WHAT IS REQUIRED: Whenever a line below holds the word "JSON", count it; please give only the final number.

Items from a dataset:
==*==

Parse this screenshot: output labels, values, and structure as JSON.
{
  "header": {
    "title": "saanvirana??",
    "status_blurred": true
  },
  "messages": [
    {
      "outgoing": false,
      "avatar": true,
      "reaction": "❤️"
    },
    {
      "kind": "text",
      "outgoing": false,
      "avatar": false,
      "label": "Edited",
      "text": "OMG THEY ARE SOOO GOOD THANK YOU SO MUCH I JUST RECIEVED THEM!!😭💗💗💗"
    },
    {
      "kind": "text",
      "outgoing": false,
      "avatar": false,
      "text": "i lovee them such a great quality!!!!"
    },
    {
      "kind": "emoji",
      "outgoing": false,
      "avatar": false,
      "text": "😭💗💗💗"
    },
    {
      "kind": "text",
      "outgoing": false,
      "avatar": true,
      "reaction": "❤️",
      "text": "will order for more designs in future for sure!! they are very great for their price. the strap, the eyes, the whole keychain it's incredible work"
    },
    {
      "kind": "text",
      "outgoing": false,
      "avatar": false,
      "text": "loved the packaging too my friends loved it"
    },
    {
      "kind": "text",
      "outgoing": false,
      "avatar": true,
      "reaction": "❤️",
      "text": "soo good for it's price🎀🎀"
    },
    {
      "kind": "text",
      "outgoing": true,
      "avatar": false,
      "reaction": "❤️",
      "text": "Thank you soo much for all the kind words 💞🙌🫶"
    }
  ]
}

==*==

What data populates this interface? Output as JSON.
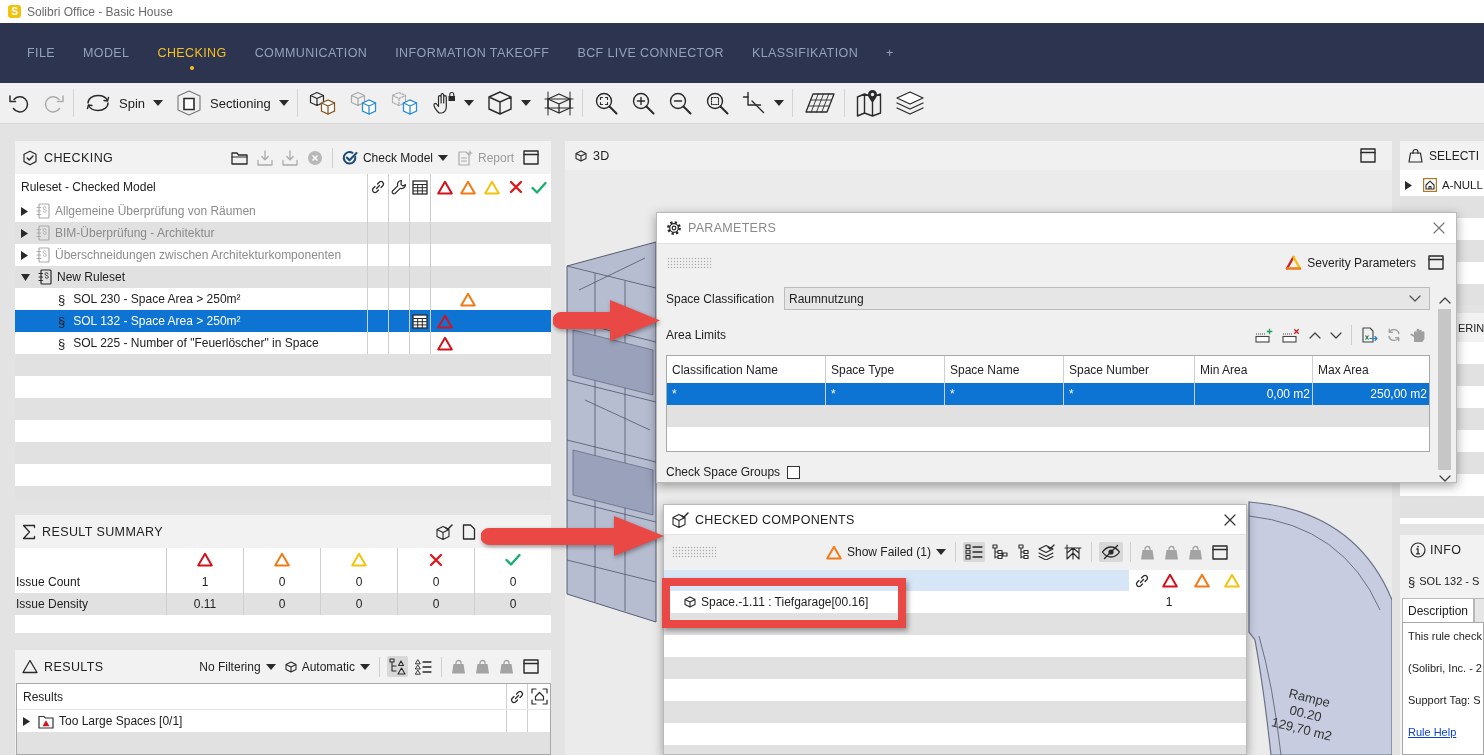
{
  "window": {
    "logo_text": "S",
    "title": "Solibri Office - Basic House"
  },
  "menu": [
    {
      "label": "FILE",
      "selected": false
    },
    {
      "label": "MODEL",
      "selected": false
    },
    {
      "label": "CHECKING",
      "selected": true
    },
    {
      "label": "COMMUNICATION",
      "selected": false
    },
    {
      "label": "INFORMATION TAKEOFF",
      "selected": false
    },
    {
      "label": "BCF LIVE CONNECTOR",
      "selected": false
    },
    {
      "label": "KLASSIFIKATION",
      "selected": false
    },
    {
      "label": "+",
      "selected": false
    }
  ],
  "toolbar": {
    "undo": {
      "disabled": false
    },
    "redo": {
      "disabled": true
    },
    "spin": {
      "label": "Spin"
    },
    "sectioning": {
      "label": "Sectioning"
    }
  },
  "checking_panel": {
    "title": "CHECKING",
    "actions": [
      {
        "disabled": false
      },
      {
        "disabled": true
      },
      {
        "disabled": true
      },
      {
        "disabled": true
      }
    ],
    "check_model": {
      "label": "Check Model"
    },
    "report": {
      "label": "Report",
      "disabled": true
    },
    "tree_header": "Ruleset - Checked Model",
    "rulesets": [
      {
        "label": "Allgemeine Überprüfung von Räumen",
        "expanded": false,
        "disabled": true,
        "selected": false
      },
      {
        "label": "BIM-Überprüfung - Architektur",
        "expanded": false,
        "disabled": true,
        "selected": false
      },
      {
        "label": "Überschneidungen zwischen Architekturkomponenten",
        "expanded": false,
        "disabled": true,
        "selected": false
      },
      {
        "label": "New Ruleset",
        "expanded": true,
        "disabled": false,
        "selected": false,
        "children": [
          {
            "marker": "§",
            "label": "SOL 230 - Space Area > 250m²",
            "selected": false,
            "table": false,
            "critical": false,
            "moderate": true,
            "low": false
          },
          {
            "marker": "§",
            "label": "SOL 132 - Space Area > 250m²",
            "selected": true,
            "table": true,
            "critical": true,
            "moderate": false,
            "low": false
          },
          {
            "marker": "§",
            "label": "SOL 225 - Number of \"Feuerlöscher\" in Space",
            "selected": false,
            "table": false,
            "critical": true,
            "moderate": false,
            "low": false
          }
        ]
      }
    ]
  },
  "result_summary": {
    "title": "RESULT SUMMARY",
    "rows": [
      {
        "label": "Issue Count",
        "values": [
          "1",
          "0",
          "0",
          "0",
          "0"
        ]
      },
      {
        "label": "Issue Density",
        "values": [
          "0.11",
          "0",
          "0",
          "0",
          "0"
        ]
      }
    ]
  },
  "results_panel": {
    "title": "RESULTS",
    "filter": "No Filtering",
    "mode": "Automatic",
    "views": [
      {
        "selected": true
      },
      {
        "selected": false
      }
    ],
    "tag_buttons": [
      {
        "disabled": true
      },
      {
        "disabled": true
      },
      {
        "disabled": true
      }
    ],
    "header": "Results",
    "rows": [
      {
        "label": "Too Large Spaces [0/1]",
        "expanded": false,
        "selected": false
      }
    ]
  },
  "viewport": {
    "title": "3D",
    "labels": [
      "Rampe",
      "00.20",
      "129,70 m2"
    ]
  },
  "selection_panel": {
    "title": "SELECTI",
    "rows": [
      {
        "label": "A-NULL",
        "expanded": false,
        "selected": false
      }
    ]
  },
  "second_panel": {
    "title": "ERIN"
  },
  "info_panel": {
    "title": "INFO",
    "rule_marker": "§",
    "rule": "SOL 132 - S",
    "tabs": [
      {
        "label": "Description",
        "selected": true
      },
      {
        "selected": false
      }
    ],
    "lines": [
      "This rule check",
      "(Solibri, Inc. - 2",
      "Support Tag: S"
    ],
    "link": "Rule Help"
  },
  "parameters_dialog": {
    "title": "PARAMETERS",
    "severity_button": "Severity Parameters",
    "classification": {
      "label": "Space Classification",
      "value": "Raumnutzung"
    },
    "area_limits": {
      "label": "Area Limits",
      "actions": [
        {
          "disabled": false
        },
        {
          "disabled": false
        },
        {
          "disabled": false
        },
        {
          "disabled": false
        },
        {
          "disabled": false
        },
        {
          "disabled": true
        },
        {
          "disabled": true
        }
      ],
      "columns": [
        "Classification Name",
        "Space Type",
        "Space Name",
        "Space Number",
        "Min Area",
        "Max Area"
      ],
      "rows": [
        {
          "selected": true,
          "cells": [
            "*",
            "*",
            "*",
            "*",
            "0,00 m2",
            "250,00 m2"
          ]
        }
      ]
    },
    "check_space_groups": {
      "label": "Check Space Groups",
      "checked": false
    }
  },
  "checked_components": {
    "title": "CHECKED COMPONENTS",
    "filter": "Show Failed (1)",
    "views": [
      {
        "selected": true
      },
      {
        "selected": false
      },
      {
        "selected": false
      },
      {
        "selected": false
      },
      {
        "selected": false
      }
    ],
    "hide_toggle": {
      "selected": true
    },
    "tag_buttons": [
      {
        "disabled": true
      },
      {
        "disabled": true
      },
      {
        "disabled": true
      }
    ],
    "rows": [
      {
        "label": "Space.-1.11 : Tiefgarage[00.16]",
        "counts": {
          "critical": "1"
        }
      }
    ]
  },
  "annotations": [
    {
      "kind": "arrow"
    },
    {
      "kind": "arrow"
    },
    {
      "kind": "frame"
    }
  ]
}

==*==

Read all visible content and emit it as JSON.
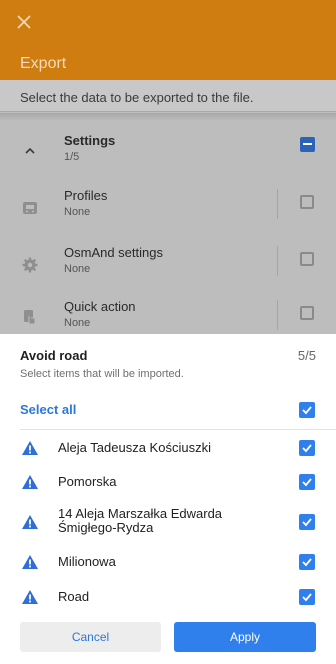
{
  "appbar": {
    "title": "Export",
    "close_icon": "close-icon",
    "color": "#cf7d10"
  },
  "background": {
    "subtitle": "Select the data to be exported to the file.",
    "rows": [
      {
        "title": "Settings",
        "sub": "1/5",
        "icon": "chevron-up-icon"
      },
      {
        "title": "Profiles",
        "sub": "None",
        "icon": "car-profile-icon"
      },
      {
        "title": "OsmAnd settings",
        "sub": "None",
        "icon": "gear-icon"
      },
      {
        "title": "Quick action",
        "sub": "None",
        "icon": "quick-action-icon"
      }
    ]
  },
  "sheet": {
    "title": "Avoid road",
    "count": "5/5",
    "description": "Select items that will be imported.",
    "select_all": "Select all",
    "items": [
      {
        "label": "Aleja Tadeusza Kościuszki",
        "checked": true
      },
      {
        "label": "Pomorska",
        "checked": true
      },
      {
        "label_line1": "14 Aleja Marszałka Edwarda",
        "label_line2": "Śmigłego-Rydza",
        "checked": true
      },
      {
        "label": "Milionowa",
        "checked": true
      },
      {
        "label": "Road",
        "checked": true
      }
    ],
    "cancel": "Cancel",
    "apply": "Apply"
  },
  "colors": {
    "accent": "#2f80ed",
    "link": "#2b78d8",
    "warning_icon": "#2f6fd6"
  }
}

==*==

RESULT OF THIS EXERCISE: 3